Homeless people are the ones who have long term camps beside streams in the summer; they are modern day wanderers who constantly look for a meal, comfort or someone who cares. They are victims of circumstances and bad choices of either their own making or someone else.
As a society, we know what the homeless need. We tell them. We develop plans and implement rules in a carefully choreographed game that never ends. We preach, teach, and struggle to understand why the homeless won’t play by our rules.
The problem is that we really don’t want to play. We set up complicated rules. We ask the homeless for ID, their last addresses, jobs skills and phone numbers. Then, we give them cast off clothing, a hot meal and shower and wonder why no one will hire them when they’re cleaned up. Only a fortunate few break free from homelessness.

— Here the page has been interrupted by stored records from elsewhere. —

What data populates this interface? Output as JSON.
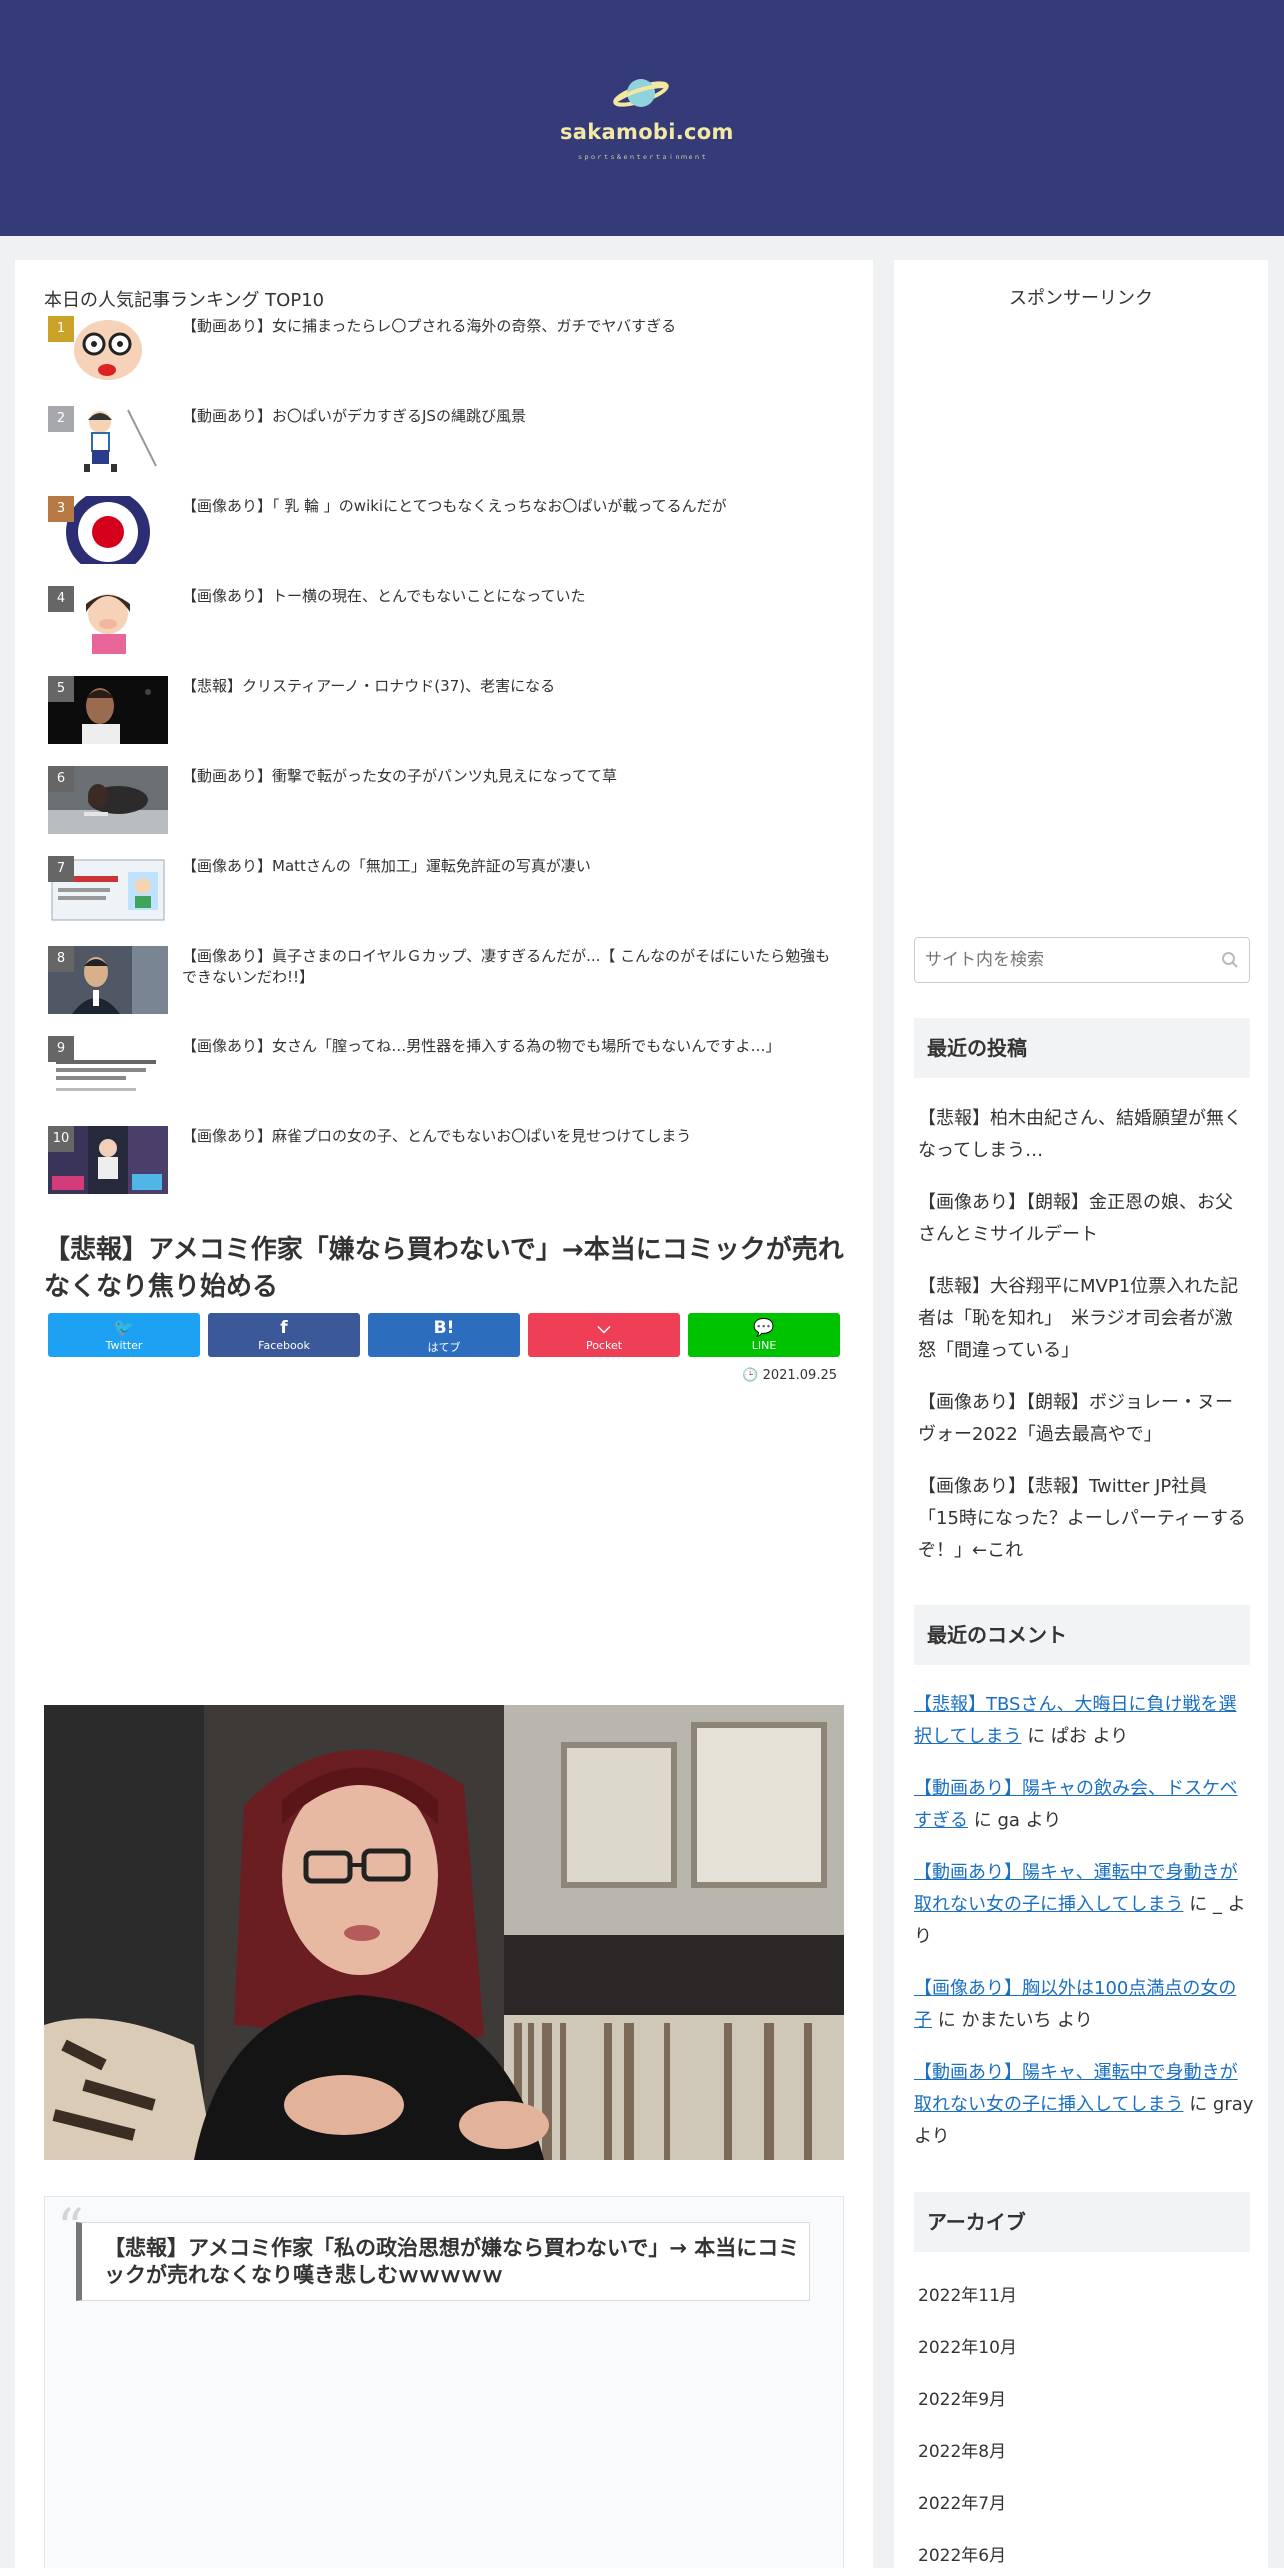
{
  "site": {
    "name": "sakamobi.com",
    "tagline": "ｓｐｏｒｔｓ＆ｅｎｔｅｒｔａｉｎｍｅｎｔ",
    "brand_color": "#353b78"
  },
  "ranking": {
    "title": "本日の人気記事ランキング TOP10",
    "items": [
      {
        "num": "1",
        "text": "【動画あり】女に捕まったらレ〇プされる海外の奇祭、ガチでヤバすぎる",
        "num_color": "#c9a227"
      },
      {
        "num": "2",
        "text": "【動画あり】お〇ぱいがデカすぎるJSの縄跳び風景",
        "num_color": "#a6a8ab"
      },
      {
        "num": "3",
        "text": "【画像あり】「 乳 輪 」のwikiにとてつもなくえっちなお〇ぱいが載ってるんだが",
        "num_color": "#b87a45"
      },
      {
        "num": "4",
        "text": "【画像あり】トー横の現在、とんでもないことになっていた",
        "num_color": "#666666"
      },
      {
        "num": "5",
        "text": "【悲報】クリスティアーノ・ロナウド(37)、老害になる",
        "num_color": "#666666"
      },
      {
        "num": "6",
        "text": "【動画あり】衝撃で転がった女の子がパンツ丸見えになってて草",
        "num_color": "#666666"
      },
      {
        "num": "7",
        "text": "【画像あり】Mattさんの「無加工」運転免許証の写真が凄い",
        "num_color": "#666666"
      },
      {
        "num": "8",
        "text": "【画像あり】眞子さまのロイヤルＧカップ、凄すぎるんだが...【 こんなのがそばにいたら勉強もできないンだわ!!】",
        "num_color": "#666666"
      },
      {
        "num": "9",
        "text": "【画像あり】女さん「膣ってね…男性器を挿入する為の物でも場所でもないんですよ…」",
        "num_color": "#666666"
      },
      {
        "num": "10",
        "text": "【画像あり】麻雀プロの女の子、とんでもないお〇ぱいを見せつけてしまう",
        "num_color": "#666666"
      }
    ]
  },
  "article": {
    "title": "【悲報】アメコミ作家「嫌なら買わないで」→本当にコミックが売れなくなり焦り始める",
    "date": "2021.09.25",
    "quote": "【悲報】アメコミ作家「私の政治思想が嫌なら買わないで」→ 本当にコミックが売れなくなり嘆き悲しむｗｗｗｗｗ"
  },
  "share": {
    "twitter": {
      "label": "Twitter",
      "color": "#1da1f2"
    },
    "facebook": {
      "label": "Facebook",
      "color": "#3b5998"
    },
    "hatebu": {
      "label": "はてブ",
      "glyph": "B!",
      "color": "#2c6ebd"
    },
    "pocket": {
      "label": "Pocket",
      "color": "#ef3f56"
    },
    "line": {
      "label": "LINE",
      "color": "#00c300"
    }
  },
  "sidebar": {
    "sponsor_label": "スポンサーリンク",
    "search_placeholder": "サイト内を検索",
    "recent_posts_title": "最近の投稿",
    "recent_posts": [
      "【悲報】柏木由紀さん、結婚願望が無くなってしまう…",
      "【画像あり】【朗報】金正恩の娘、お父さんとミサイルデート",
      "【悲報】大谷翔平にMVP1位票入れた記者は「恥を知れ」　米ラジオ司会者が激怒「間違っている」",
      "【画像あり】【朗報】ボジョレー・ヌーヴォー2022「過去最高やで」",
      "【画像あり】【悲報】Twitter JP社員「15時になった？よーしパーティーするぞ！」←これ"
    ],
    "recent_comments_title": "最近のコメント",
    "recent_comments": [
      {
        "link": "【悲報】TBSさん、大晦日に負け戦を選択してしまう",
        "by": " に ぱお より"
      },
      {
        "link": "【動画あり】陽キャの飲み会、ドスケベすぎる",
        "by": " に ga より"
      },
      {
        "link": "【動画あり】陽キャ、運転中で身動きが取れない女の子に挿入してしまう",
        "by": " に _ より"
      },
      {
        "link": "【画像あり】胸以外は100点満点の女の子",
        "by": " に かまたいち より"
      },
      {
        "link": "【動画あり】陽キャ、運転中で身動きが取れない女の子に挿入してしまう",
        "by": " に gray より"
      }
    ],
    "archive_title": "アーカイブ",
    "archives": [
      "2022年11月",
      "2022年10月",
      "2022年9月",
      "2022年8月",
      "2022年7月",
      "2022年6月"
    ]
  }
}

Bob and Paula (names changed to protect privacy) are two people who came to our nonprofit agency in search of help. They were referred to us by a local pastor who wasn’t sure what else to do with them.
Cautiously, they told us their story. They said that both of them had held jobs and that they enjoyed working. Their jobs were lost when the factory shut down. Then, a fire broke out in their apartment building. What furniture they owned was damaged by smoke and the sprinkler system, one of their dogs died (presumably from smoke inhalation). After unemployment was exhausted they had no place to go and nothing to stay in town for.
They were told that jobs were more available in the south and created a plan. They would use the last of their severance money to get to the first town where they could find jobs and rebuild their lives.
The problem was that they misjudged the cost of being homeless. If you have a vehicle or belongings, being homeless is more expensive than people think. Another complication was their dog.
Staying in a homeless shelter with a dog is impossible. It is easy for us to say “rehome the dog” but harder to actually do. Paula broke down sobbing at the thought of losing Mutsy. The dog was her comforter and last connection to her former life. Without her, Paula was lost.
For me, if they took the dog to the pound and would separate I could refer them to a shelter. They could sleep in different beds on different floors in different areas of the building. They would have showers and an evening meal. They wouldn’t have each other. They would probably never know what happened to Musty but these are the rules.
I wasn’t surprised when they asked if they could sleep on my office couch. I was surprised when I said yes. For the next few months they kept the ministry center neat, hauled off trash and worked odd jobs for shower or laundry money.
No income means no health insurance and both Bob and Paula had health needs. They were excited to be accepted for the free health clinic. A week before their appointment Bob got good news. A company found his online application and offered him a job.
Then Paula began to feel woozy. Her arm went numb and she had trouble talking. Bob did what he could for her but that wasn’t much. Paramedics took her to the hospital. Her blood sugar was over 600 and dangerously high. A few days later Paula came back to our couch with a free meter, prescriptions she couldn’t fill and the appointment for the clinic for Thursday.
A check on the meter revealed that Bob’s blood sugar level was almost as high as Paula’s. Both were concerned but Bob had good news. The phone interview went well. His new job was permanent full time restaurant work with health care benefits to kick in 90 days after employment. They would be leaving the following Wednesday to begin their new life. Bob’s position would start early Friday morning. Both were ecstatic.
On Thursday, they were early to the free clinic. They were both eager to see the doctor. Because of tests during Paula’s hospitalization she was given samples of part of her diabetic medication. A test confirmed that Bob’s blood sugar had reached new levels. He was a new patient to the free clinic so testing would have to be done to determine what type of medication he would need. Paula was given a week’s worth of samples. Both of them were to come back the following week on Thursday afternoon.
Bob explained about the job and that they couldn’t come back the following Thursday. He might lose his new job if he didn’t leave on Wednesday. Sorry. They were told. If they wanted health care they would have to come back on Thursday. There was no way to get them in sooner.
For Bob and Paula the choice between health care and job was very real. A job meant stability and 90 days before seeing a doctor. Health care meant that Bob would be more likely to keep the job. It was a tough decision with no easy answers.
In the end, they chose what was right for them. Bob took the job and they relocated. It was many months before they would see a doctor. In the process of waiting, Paula was again hospitalized and nearly died. No one should have to choose between health care or employment.
Despite the high cost, both Bob and Paula feel that they made the right decision. Paula is now working in a retail store where she is now in management. There are long term consequences for having been without healthcare for so long. They still struggle financially and medically but as of this writing they remain homeless no longer.